- A typewritten personal statement indicating the basis of your interest in graduate study and your career objectives. Include discussion of any research experience you have had. Also mention here which faculty members you would be most interested in working with and why. A separate personal statement on diversity, equity, and inclusion in science is optional. Specifications include Times New Roman, 12 point font, 0.5 inch margins, one page single-sided.
- TOEFL scores (for foreign students only; official copy)
Updated GRE Policy for 2023 admissions (applies to applications due December 1st, 2022)
Course Prerequisites for Applicants
- One year of college-level biology (may include quantitative biology or physiology)
- One semester of organic chemistry is required for students interested in the Immunoengineering or Translational Cell & Tissue Engineering research areas
- Sufficient mathematical training, typically including differential equations or other relevant mathematical preparation
If you are interested in applying and do not have the prerequisite courses, you may want to submit your application with an explanatory note indicating that, if accepted, you will make arrangements to take the prerequisites before matriculation. In the past, applicants have taken the prerequisites at their present schools, local community colleges, etc. Courses taken at any accredited college or university are acceptable.
Each applicant must have received a BA or BS degree or its equivalent prior to matriculation. A master’s degree is not required for admission to our program.
The PhD program admissions committee will not consider any application until it is complete. Applicants may check the status of their application by logging into their online account.
The admissions committee will review completed applications and invite selected applicants to interview with our faculty by phone, Zoom, or similar virtual platforms. Applicants must complete the interview process to be considered for admission, and final admissions decisions will be made from the pool of interviewed applicants. Interview invitations will be sent out to applicants via email by mid- to late- January, or earlier if feasible. Virtual interviews will be conducted in early February. Selected students will be invited to an in-person campus visit in early March to meet current faculty and graduate students, as well as learn more about the program the Hopkins BME environment.

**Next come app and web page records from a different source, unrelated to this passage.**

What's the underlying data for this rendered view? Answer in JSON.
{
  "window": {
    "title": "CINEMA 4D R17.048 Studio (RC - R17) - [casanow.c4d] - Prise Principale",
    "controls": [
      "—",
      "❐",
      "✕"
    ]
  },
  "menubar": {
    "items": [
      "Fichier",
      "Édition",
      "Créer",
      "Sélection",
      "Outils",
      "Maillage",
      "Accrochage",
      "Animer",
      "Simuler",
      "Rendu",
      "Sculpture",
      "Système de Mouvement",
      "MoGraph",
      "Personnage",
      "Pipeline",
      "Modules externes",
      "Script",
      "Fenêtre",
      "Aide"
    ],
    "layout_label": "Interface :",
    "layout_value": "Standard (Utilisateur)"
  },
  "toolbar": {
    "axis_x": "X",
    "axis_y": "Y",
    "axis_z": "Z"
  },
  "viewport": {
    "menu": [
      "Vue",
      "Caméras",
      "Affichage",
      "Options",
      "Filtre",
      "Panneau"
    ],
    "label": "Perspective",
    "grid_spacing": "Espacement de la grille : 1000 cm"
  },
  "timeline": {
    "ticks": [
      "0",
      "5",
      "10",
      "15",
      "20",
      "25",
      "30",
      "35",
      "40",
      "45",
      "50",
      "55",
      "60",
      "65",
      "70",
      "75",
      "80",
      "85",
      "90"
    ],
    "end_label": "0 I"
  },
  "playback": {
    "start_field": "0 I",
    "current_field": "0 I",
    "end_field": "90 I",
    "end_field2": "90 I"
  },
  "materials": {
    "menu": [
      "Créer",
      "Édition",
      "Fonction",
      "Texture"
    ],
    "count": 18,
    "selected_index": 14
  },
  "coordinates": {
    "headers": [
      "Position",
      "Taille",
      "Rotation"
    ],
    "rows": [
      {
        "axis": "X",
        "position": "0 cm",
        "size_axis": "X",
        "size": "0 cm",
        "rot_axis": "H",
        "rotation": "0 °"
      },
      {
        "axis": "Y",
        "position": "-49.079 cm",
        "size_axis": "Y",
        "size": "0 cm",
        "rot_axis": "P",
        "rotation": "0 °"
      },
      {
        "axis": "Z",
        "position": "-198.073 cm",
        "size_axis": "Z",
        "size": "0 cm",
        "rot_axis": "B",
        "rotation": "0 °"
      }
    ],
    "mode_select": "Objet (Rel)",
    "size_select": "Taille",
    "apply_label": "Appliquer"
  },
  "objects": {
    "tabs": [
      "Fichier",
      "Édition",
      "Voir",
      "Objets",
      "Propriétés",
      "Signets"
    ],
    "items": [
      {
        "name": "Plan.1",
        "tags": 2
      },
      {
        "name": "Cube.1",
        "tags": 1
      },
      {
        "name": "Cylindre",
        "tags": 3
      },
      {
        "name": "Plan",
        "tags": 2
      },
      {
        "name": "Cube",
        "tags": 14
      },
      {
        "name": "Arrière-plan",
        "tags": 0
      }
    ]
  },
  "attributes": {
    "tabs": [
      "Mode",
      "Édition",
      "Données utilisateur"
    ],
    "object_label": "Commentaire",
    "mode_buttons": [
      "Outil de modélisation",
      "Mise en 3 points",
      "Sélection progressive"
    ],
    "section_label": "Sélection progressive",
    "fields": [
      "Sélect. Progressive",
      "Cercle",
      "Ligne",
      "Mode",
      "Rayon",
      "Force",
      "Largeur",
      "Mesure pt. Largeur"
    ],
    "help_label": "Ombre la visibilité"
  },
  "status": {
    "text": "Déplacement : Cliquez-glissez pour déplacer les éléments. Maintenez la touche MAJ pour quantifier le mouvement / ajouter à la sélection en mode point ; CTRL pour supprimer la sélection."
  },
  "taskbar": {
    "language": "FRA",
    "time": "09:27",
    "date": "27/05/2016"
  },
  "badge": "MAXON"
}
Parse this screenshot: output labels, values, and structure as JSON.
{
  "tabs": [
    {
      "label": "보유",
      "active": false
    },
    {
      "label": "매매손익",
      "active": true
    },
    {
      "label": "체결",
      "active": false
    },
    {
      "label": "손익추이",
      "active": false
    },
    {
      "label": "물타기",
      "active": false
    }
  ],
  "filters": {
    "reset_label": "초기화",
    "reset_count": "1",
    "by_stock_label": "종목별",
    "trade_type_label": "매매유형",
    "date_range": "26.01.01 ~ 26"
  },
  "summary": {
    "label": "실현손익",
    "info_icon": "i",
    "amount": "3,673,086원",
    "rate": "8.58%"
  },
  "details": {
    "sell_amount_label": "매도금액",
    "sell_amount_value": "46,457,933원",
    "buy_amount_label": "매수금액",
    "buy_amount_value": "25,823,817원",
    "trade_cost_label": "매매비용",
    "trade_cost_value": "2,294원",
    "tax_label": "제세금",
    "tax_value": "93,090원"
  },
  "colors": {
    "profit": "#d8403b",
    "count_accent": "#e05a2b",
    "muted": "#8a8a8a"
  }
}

Applicants will be notified via email by late March with the outcome of their application. A full offer of admission to the program will include a yearly stipend, full tuition, matriculation fee, and individual medical and dental insurance. This applies to every accepted applicant, regardless of citizenship or national origin unless the applicant receives a conditional acceptance. Those offered admission will be asked to communicate their decision as soon as possible. In any case, we must have the applicant’s decision by April 15.
The Vivien Thomas Scholars Initiative (VTSI) is a new endowed fellowship program at Johns Hopkins for PhD students in STEM fields. It provides full tuition, stipend, and benefits while also providing targeted mentoring, networking, community, and professional development opportunities. Students who have attended a historically black college and university or other minority serving institution for undergraduate study are eligible to apply. To be considered for the VTSI, all application and supplementary materials must be received by December 1, 2022.